Thursday, October 29, 2009

Hate Crimes Bill Signed Into Law

I hear in the news today that Pres. Obama has signed into law the new bill adding sexual orientation to the existing hate crimes bill. Here's some of CNN had to say:

Washington (CNN) -- President Obama on Wednesday signed a law that makes it a federal crime to assault an individual because of his or her sexual orientation or gender identity.

The expanded federal hate crimes law, hailed by supporters as the first major federal gay rights legislation, was added to a $680 billion defense authorization bill that Obama signed at a packed White House ceremony.
The hate crimes measure was named for Matthew Shepard, a gay Wyoming teenager who died after being kidnapped and severely beaten in October 1998, and James Byrd Jr., an African-American man dragged to death in Texas the same year.

Shepard's mother, Judy, was among those at the ceremony that also included Vice President Joe Biden, Defense Secretary Robert Gates, Attorney General Eric Holder and leading members of Congress and the Pentagon, who were on hand for the appropriations bill signing.

—from a CNN news release, 28 October 2009

I hear general clamoring of celebration from most corners of the gay community, or rather, communities. I hear celebration, and I hear cheering, and I hear relief, and also the feeling that now, something will be done, if anything like Matthew Shepard's murder happens again.

And I live out here in the rural small town conservative Upper Midwest, and although my own friends here who know I'm gay have been likewise congratulating me on this news, I know that we're surrounded by many who would still have no problem putting Matthew's corpse up on that storm fence themselves. I wonder what all this will change.

I hear one voice on a gay blog website saying words like: If i am ever beaten or killed it's good to know something might be done.

And I am staggered. If I am ever beaten or killed, it's good to know that something might, perhaps, maybe, hopefully, be done. . . . As though that were never a possibility before. This is how we live our lives: knowing that we can still be murdered, for no reason other than that we're gay, or lesbian, or intersex, or purple. And we all still know that no law can stop people from hating; it can only make the consequences for their actions more severe. Perhaps they'll think twice. But since hatred and fear are emotional and irrational, a potential gay-basher stopping to think before acting seems unlikely. Like the death sentence, it will prove to be no real deterrent, although it might lead to justice.

And I find myself responding to this dilemma, as follows:

Having been bashed, verbally and physically, at different times in different places, for being gay—which is doubly ironic since I'm more butch than femme to all appearances—for being smart, for being opinionated, I suppose that I'm glad to see the legislation added to the register.

Yet I am led to a deeper question:

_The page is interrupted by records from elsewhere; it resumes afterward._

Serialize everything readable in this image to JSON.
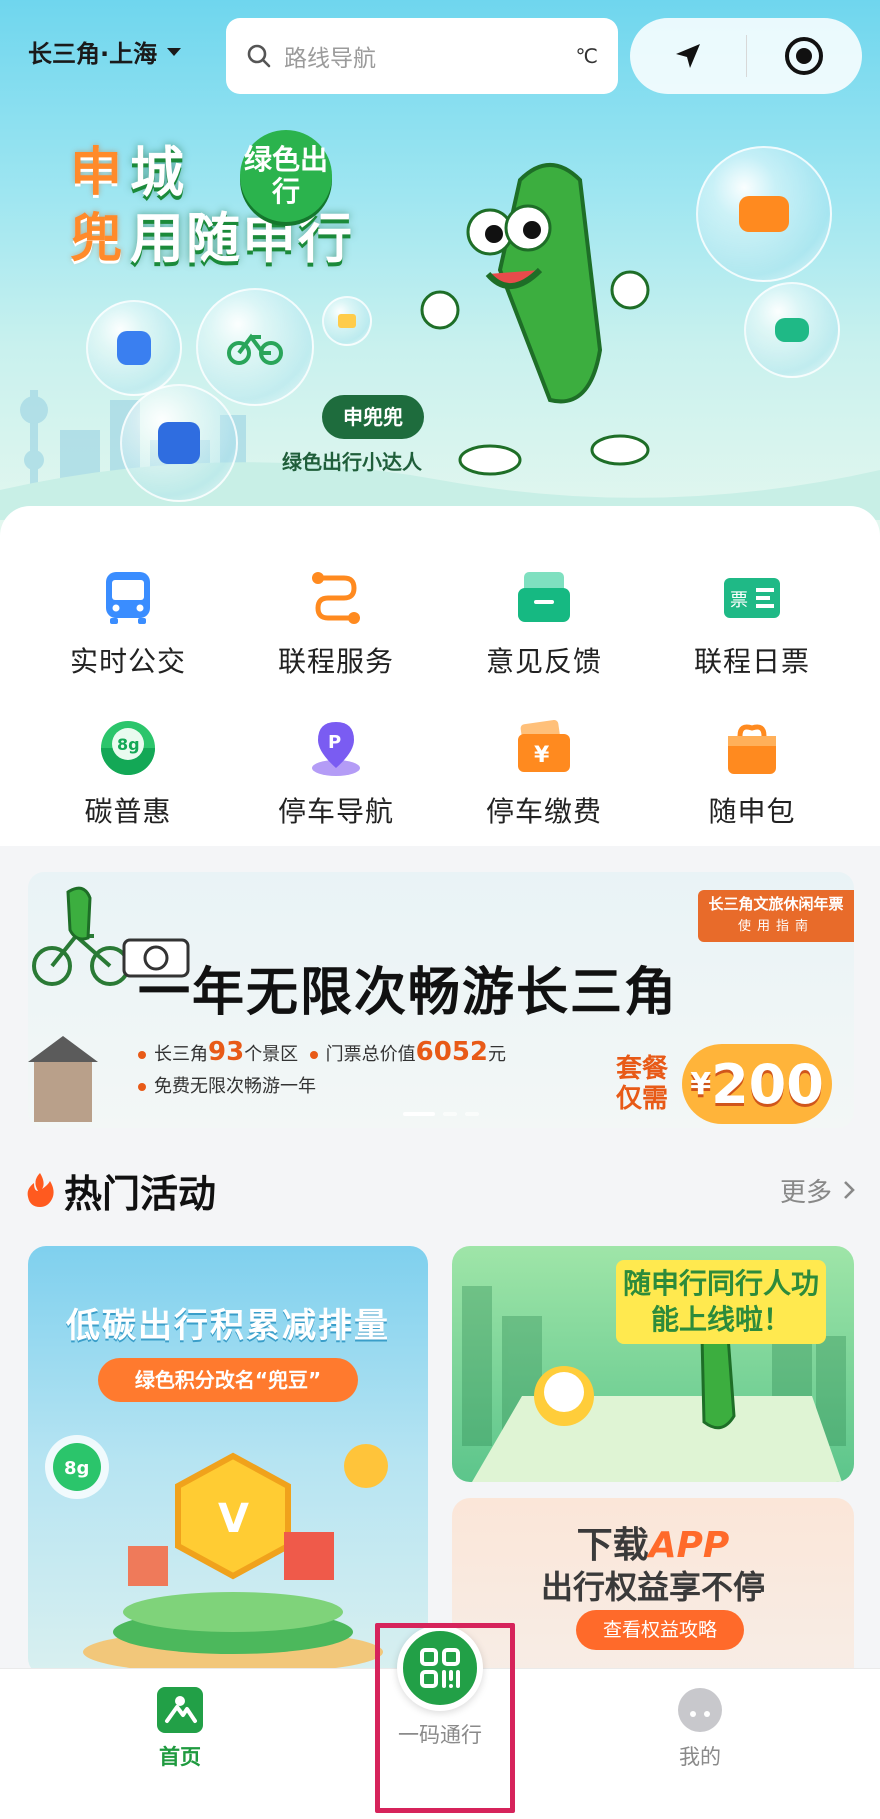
{
  "header": {
    "city": "长三角·上海",
    "search_placeholder": "路线导航",
    "weather_unit": "℃"
  },
  "hero": {
    "title_line1_quote": "申",
    "title_line1": "城",
    "title_line2_quote": "兜",
    "title_line2": "用随申行",
    "badge": "绿色出行",
    "mascot_name": "申兜兜",
    "mascot_caption": "绿色出行小达人"
  },
  "services": [
    {
      "label": "实时公交",
      "icon": "bus-icon",
      "color": "#3a8dff"
    },
    {
      "label": "联程服务",
      "icon": "route-icon",
      "color": "#ff8a1f"
    },
    {
      "label": "意见反馈",
      "icon": "inbox-icon",
      "color": "#16b982"
    },
    {
      "label": "联程日票",
      "icon": "ticket-icon",
      "color": "#1fb986"
    },
    {
      "label": "碳普惠",
      "icon": "carbon-icon",
      "color": "#2bc56b"
    },
    {
      "label": "停车导航",
      "icon": "parking-pin-icon",
      "color": "#7a5cf2"
    },
    {
      "label": "停车缴费",
      "icon": "parking-pay-icon",
      "color": "#ff8a1f"
    },
    {
      "label": "随申包",
      "icon": "gift-bag-icon",
      "color": "#ff8a1f"
    }
  ],
  "promo": {
    "tag_line1": "长三角文旅休闲年票",
    "tag_line2": "使用指南",
    "title": "一年无限次畅游长三角",
    "bullet1_prefix": "长三角",
    "bullet1_num": "93",
    "bullet1_mid": "个景区",
    "bullet1_price_prefix": "门票总价值",
    "bullet1_price": "6052",
    "bullet1_unit": "元",
    "bullet2": "免费无限次畅游一年",
    "price_label": "套餐仅需",
    "price_currency": "¥",
    "price_value": "200"
  },
  "hot": {
    "title": "热门活动",
    "more": "更多"
  },
  "activities": {
    "left_title": "低碳出行积累减排量",
    "left_pill": "绿色积分改名“兜豆”",
    "rt_title": "随申行同行人功能上线啦！",
    "rb_line1_prefix": "下载",
    "rb_line1_em": "APP",
    "rb_line2": "出行权益享不停",
    "rb_pill": "查看权益攻略"
  },
  "tabbar": {
    "home": "首页",
    "scan": "一码通行",
    "mine": "我的"
  },
  "colors": {
    "brand_green": "#22a047",
    "accent_orange": "#ff6a2a",
    "highlight": "#d6235b"
  }
}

Is this anything but a symbolic political victory? Will it actually change anything? How long will it be before those who uphold the law actually do uphold the law, and take for granted that gay-bashing is wrong, rather than needing to be pushed into enforcing the laws already on the books? (This new law just makes Federal what many States had already done.)

Will this really put an end to anything? Will it really save future Matthew Shepards? Or will it just make those killers easier to prosecute? Does it save lives, or does it allow us to take better revenge?

If I am beaten or murdered for being gay, will this law mean much to my ghost?

As someone who has been bashed, mugged, and assaulted a few times in my life, over the years—and as someone who was regularly bullied and beaten during my school years—I can't as if I have much faith in the power of this new law. I can't say as if I feel much safer, tonight, knowing that such a law now exists. My feelings of safety come from within, from refusing to be a victim, from my learned ability to take care of myself. I won't depend on the law if I find myself in a situation in which I am at risk; I will defend myself. I won't depend on law enforcement. Being bullied in my youth taught the very important lesson that you cannot always rely on those in authority to come to your aid; in fact, you'd better not.

And then there's the issue of revenge. Is bashing back, if that's what it comes to, satisfactory? Does it make us feel better? Does it make the world a finer place? I can't get Gandhi's words out of my mind tonight: An eye for an eye makes the whole world blind.

I'm not just being contrary here. I think these are genuine questions, which haven't been addressed yet.

Real change, the real prevention of more murders and bashings, will only come when people no longer care whether you're gay or not. When being gay, itself, is not an issue, and neither hated nor feared.

Hate crimes legislation may be a good start. It may in fact be the only place available to start from.

But it's not enough.

This law is only the beginning. There remains a great deal more work to be done.


  1. Art, I first encountered your comments on Working with Words, John's blog.

    This is powerful stuff. I look forward to the day when it won't matter who we love, but rather only that we love.

    This really spoke to me: I can't say as if I feel much safer, tonight, knowing that such a law now exists. My feelings of safety come from within, from refusing to be a victim, from my learned ability to take care of myself.

    Stay strong.

  2. Hi, Kim, nice to see you here! And thanks very much for the comments, and the response.

    I very much agree. Like you, I look forward to that day when none of this matters anymore, except that we DO love each other.